Michael Thomas Slager, a former North Charleston police officer, was arrested and charged with murder Tuesday for shooting and killing Walter Scott during a traffic stop three days earlier.
Slager, 33, initially said after the shooting that Scott had taken his Taser during a confrontation Saturday morning; but graphic video footage released Tuesday showed that Scott, 50, appeared to be unarmed when he ran away. In the footage, Slager is seen firing a volley of shots at Scott’s back, and a criminal affidavit says that he struck the man “multiple” times.
Police Chief Eddie Driggers said Wednesday that he was “sickened” by the footage.
Wednesday’s news conference turned chaotic at times, as protesters interrupted officials with chants of “No justice! No Peace!” and demanded that Driggers answer questions about the investigation, which is being handled by the South Carolina Law Enforcement Division. The FBI has also said it is investigating the incident.
Summey and Driggers declined to answer specific questions regarding the incident, noting that SLED, and not the city, is leading the investigation. But Summey said Wednesday that he has not “seen all of the video,” which was recorded yards away from the shooting by a bystander who turned it over to the Scott family.
The mayor and the chief said they visited with Scott’s family Wednesday morning and pledged a police escort for his funeral.
Summey called them “a wonderful, down-to-earth family, a wonderful group of people, and we let them know how we felt about their loss and how bad it was, and we do not condone wrong. It doesn’t matter who it is. And we are there to support them as we can for the future.”
Said Driggers: “I have been praying for peace for the family and peace for the community.”
SLED officers arrested Slager on Tuesday and booked him into the Charleston County jail. Slager has been fired from the police force, but Summey said Wednesday that Slager’s wife, who is eight months’ pregnant, will remain on the city’s health insurance plan until after she delivers her baby. “We think that’s the humane thing for us to do,” he said.
The additional body cameras were ordered Wednesday morning, which would add to the 115 already secured through a federal grant. But Summey cautioned that it could take some time before officers would be patrolling with them, as they need to be trained and the department needs to finish drafting its policy surrounding their use.
Scott’s family praised the arrest Tuesday evening, with an attorney saying they were “relieved” that charges were filed.
“All we wanted was the truth, and through the process we’ve received the truth,” Anthony Scott, Walter’s brother, said at a news conference. “I don’t think that all police officers are bad cops, but there are some bad ones out there.”

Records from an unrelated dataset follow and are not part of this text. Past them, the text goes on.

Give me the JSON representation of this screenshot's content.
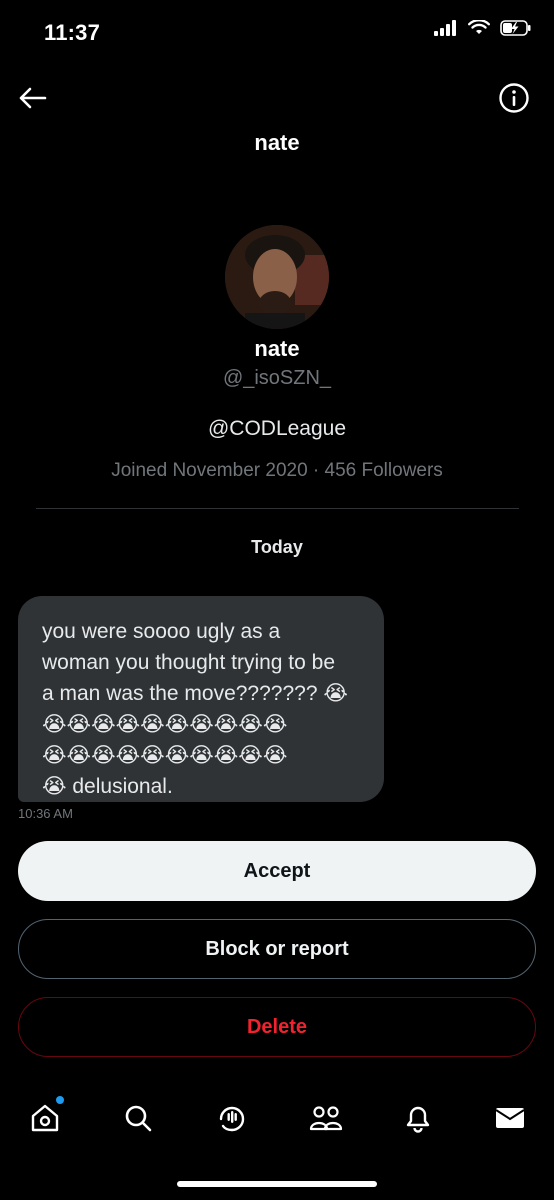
{
  "status_bar": {
    "time": "11:37",
    "signal_icon": "cellular-signal-icon",
    "wifi_icon": "wifi-icon",
    "battery_icon": "battery-charging-icon"
  },
  "header": {
    "title": "nate",
    "back_icon": "arrow-left-icon",
    "info_icon": "info-icon"
  },
  "profile": {
    "name": "nate",
    "handle": "@_isoSZN_",
    "bio": "@CODLeague",
    "meta": "Joined November 2020 · 456 Followers"
  },
  "conversation": {
    "date_label": "Today",
    "message": {
      "line1": "you were soooo ugly as a",
      "line2": "woman you thought trying to be",
      "line3": "a man was the move??????? 😭",
      "line4": "😭😭😭😭😭😭😭😭😭😭",
      "line5": "😭😭😭😭😭😭😭😭😭😭",
      "line6": "😭 delusional.",
      "time": "10:36 AM"
    }
  },
  "actions": {
    "accept_label": "Accept",
    "block_label": "Block or report",
    "delete_label": "Delete"
  },
  "colors": {
    "background": "#000000",
    "bubble": "#2f3336",
    "accept_bg": "#eff3f4",
    "delete_text": "#f4212e",
    "notification_dot": "#1d9bf0",
    "muted_text": "#71767b"
  },
  "bottom_nav": {
    "items": [
      "home-icon",
      "search-icon",
      "spaces-icon",
      "communities-icon",
      "notifications-icon",
      "messages-icon"
    ]
  }
}
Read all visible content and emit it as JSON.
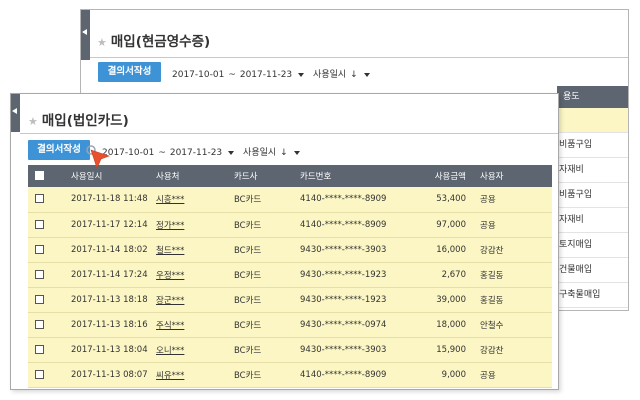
{
  "back_window": {
    "title": "매입(현금영수증)",
    "create_button": "결의서작성",
    "date_from": "2017-10-01",
    "date_sep": "~",
    "date_to": "2017-11-23",
    "sort_label": "사용일시",
    "sort_arrow": "↓",
    "partial_header": "용도",
    "partial_cells": [
      "",
      "비품구입",
      "자재비",
      "비품구입",
      "자재비",
      "토지매입",
      "건물매입",
      "구축물매입"
    ]
  },
  "front_window": {
    "title": "매입(법인카드)",
    "create_button": "결의서작성",
    "date_from": "2017-10-01",
    "date_sep": "~",
    "date_to": "2017-11-23",
    "sort_label": "사용일시",
    "sort_arrow": "↓",
    "columns": [
      "사용일시",
      "사용처",
      "카드사",
      "카드번호",
      "사용금액",
      "사용자"
    ],
    "rows": [
      {
        "datetime": "2017-11-18 11:48",
        "merchant": "시흥***",
        "card_company": "BC카드",
        "card_number": "4140-****-****-8909",
        "amount": "53,400",
        "user": "공용"
      },
      {
        "datetime": "2017-11-17 12:14",
        "merchant": "정가***",
        "card_company": "BC카드",
        "card_number": "4140-****-****-8909",
        "amount": "97,000",
        "user": "공용"
      },
      {
        "datetime": "2017-11-14 18:02",
        "merchant": "철드***",
        "card_company": "BC카드",
        "card_number": "9430-****-****-3903",
        "amount": "16,000",
        "user": "강감찬"
      },
      {
        "datetime": "2017-11-14 17:24",
        "merchant": "우정***",
        "card_company": "BC카드",
        "card_number": "9430-****-****-1923",
        "amount": "2,670",
        "user": "홍길동"
      },
      {
        "datetime": "2017-11-13 18:18",
        "merchant": "장군***",
        "card_company": "BC카드",
        "card_number": "9430-****-****-1923",
        "amount": "39,000",
        "user": "홍길동"
      },
      {
        "datetime": "2017-11-13 18:16",
        "merchant": "주식***",
        "card_company": "BC카드",
        "card_number": "9430-****-****-0974",
        "amount": "18,000",
        "user": "안철수"
      },
      {
        "datetime": "2017-11-13 18:04",
        "merchant": "오니***",
        "card_company": "BC카드",
        "card_number": "9430-****-****-3903",
        "amount": "15,900",
        "user": "강감찬"
      },
      {
        "datetime": "2017-11-13 08:07",
        "merchant": "씨유***",
        "card_company": "BC카드",
        "card_number": "4140-****-****-8909",
        "amount": "9,000",
        "user": "공용"
      }
    ]
  },
  "colors": {
    "header_bg": "#5d6570",
    "button_blue": "#3d93d6",
    "row_yellow": "#fbf6c4",
    "cursor_red": "#e8502e"
  }
}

This was the 11th time an officer has shot someone in South Carolina so far this year, according to Thom Berry, a spokesman for the state Law Enforcement Division. Berry said that the investigation into this shooting is “still very much in progress,” so he declined to comment on details of how the agency obtained the video footage.
A few dozen protesters showed up outside the North Charleston city building Wednesday carrying signs and crying familiar chants.
“We’re out here for justice, we’re out here because black lives matter,” said Jeremy Johnson, a 21-year-old who has lived in the town for three years.
Johnson said he was appalled, but not surprised, by the video showing Scott’s killing.
“This is not just about justice for Charleston. It’s about justice for Mike Brown, it’s about justice for Eric Garner,” Johnson said. “It’s about justice everyone.”
The protesters — vocal but relatively small in number — insisted that the shooting was symptomatic of bigger and deeper problems in local policing. But they insisted that demonstrations must remain peaceful.
“The system is our enemy — not these individual officers,” said Pastor Thomas Ravenell. “We cannot change the law by breaking the law.”
Former governor Mark Sanford (R), now a U.S. congressman whose district includes parts of North Charleston, stopped by the demonstration and spoke with local ministers about the shooting, which he called “unfathomable.”
Sanford said it was too soon to discuss legislative fixes — such as body cameras and policing reform — but praised local officials for swiftly charging the officer.
“As the mayor said, right is right and wrong is wrong,” said Sanford. “We all live with the decisions that we make. And so will this officer.”
Mark Berman contributed. Lowery reported from North Charleston. Izadi reported from Washington.